Responding to its stunning location, this cross-laminated timber home near Edinburgh, Scotland, trades the traditional notion of the stone country cottage for a more contemporary Scandinavian look.

Named Westside Woodshed, this cool cottage—which is now available for holiday rentals—was designed by Edinburgh–based Roxburgh McEwan Architects. The firm worked closely with owners Jenny Cowan and Michael Rummey to create a stylish, cozy retreat on the couple’s farmland in the Pentland Hills—a range of scenic hills to the southwest of Edinburgh. 

The home lies at the west end of the couple’s main house, and it takes the form of a traditional gabled roof cottage. However closer inspection reveals an almost imperceptible widening of the building at one end, resulting in more internal space. 

Roxburgh McEwan Architects used cross-laminated timber for the exterior structure and internal divisions.

Roxburgh McEwan Architects used cross-laminated timber for the exterior structure and internal divisions. 

Courtesy of Michael Rummey

“We wanted to move away from the solidity and introversion of traditional stone-built farm buildings to something with a lighter touch, but still as sturdy. This meant views out to the hills, and an awareness of the outside when within. It also meant one main double-height space rather than the more traditional approach of compartmentalizing into smaller spaces,” says Cowan. 
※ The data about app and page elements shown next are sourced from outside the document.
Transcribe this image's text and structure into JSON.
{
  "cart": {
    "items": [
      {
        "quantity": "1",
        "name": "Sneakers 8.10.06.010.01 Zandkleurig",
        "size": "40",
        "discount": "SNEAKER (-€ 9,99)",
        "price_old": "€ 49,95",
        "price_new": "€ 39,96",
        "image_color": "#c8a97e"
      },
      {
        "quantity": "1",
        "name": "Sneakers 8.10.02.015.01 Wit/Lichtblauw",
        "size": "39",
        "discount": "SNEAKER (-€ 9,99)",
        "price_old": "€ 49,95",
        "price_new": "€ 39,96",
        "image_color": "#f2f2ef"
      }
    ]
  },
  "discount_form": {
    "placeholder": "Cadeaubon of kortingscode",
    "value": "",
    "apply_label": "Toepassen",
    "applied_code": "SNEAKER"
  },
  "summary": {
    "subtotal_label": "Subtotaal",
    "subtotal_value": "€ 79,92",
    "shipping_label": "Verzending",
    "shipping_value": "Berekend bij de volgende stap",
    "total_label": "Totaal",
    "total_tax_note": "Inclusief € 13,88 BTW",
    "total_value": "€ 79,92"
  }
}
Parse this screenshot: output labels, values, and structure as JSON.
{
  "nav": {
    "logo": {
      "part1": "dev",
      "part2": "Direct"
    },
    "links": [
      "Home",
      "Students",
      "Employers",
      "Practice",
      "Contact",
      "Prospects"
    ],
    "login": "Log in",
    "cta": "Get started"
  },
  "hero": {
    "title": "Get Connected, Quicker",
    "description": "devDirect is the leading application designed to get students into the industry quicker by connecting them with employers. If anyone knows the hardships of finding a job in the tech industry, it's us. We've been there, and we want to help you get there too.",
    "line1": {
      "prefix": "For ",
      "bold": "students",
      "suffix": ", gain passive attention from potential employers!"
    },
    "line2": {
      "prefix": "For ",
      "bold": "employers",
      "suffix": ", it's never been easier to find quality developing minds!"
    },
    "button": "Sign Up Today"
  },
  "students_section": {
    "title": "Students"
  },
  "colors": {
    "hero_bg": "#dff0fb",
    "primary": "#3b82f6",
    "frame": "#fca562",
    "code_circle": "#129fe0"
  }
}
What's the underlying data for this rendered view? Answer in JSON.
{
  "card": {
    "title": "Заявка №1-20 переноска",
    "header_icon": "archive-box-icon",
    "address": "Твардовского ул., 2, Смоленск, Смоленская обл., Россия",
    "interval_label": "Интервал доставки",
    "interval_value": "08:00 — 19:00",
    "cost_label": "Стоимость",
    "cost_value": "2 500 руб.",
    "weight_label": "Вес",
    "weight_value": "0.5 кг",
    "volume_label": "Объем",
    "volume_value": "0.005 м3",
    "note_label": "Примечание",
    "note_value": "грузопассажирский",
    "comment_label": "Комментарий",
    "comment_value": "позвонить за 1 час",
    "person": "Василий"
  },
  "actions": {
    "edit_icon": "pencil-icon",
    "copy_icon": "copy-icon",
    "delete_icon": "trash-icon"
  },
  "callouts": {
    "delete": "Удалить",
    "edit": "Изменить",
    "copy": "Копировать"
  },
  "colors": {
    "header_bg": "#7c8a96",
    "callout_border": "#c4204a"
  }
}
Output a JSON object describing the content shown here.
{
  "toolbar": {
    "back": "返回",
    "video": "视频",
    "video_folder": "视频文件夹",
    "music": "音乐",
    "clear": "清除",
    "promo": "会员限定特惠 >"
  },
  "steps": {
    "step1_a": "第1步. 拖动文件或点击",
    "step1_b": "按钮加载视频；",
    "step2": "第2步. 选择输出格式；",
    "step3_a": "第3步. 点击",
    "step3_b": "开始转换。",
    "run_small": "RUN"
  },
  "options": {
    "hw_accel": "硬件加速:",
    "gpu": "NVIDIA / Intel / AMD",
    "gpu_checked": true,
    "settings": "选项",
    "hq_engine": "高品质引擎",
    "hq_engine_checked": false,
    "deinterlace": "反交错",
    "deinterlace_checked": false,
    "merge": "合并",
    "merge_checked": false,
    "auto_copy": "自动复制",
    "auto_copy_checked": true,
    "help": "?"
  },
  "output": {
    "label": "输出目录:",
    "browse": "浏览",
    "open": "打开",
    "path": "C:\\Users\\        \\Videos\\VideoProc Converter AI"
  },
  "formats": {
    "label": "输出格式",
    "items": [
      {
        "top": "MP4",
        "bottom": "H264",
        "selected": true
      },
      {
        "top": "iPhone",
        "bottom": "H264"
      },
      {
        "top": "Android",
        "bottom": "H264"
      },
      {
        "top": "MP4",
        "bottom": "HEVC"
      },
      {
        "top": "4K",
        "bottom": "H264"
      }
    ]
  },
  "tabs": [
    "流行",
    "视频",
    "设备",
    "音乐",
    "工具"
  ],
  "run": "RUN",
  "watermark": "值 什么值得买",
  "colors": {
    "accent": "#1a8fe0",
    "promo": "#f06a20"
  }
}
Owner Jenny Cowan says that the cottage was inspired by Scandinavian cabins.

 Owner Jenny Cowan says that the cottage was inspired by Scandinavian cabins.  

Courtesy of Michael Rummey

It was important to the couple that the cottage fit into its rugged, hilly environment, so the architects preserved the existing trees on the site. Kebony wood was used for exterior cladding, which quickly weathered to a natural silver to match the surrounding trees.

Almost all of the cottage's structural elements and internal divisions are made from cross-laminated timber. The only exception is a large wooden beam that runs the length of the apex. The home's windows and doors are by Velfac.

Almost all of the cottage’s structural elements and internal divisions are made from cross-laminated timber. The only exception is a large wooden beam that runs the length of the apex. The home’s windows and doors are by Velfac.

Courtesy of Michael Rummey

See the full story on Dwell.com: A Modern Cottage Brings Scandinavian Style to the Hills of Scotland

©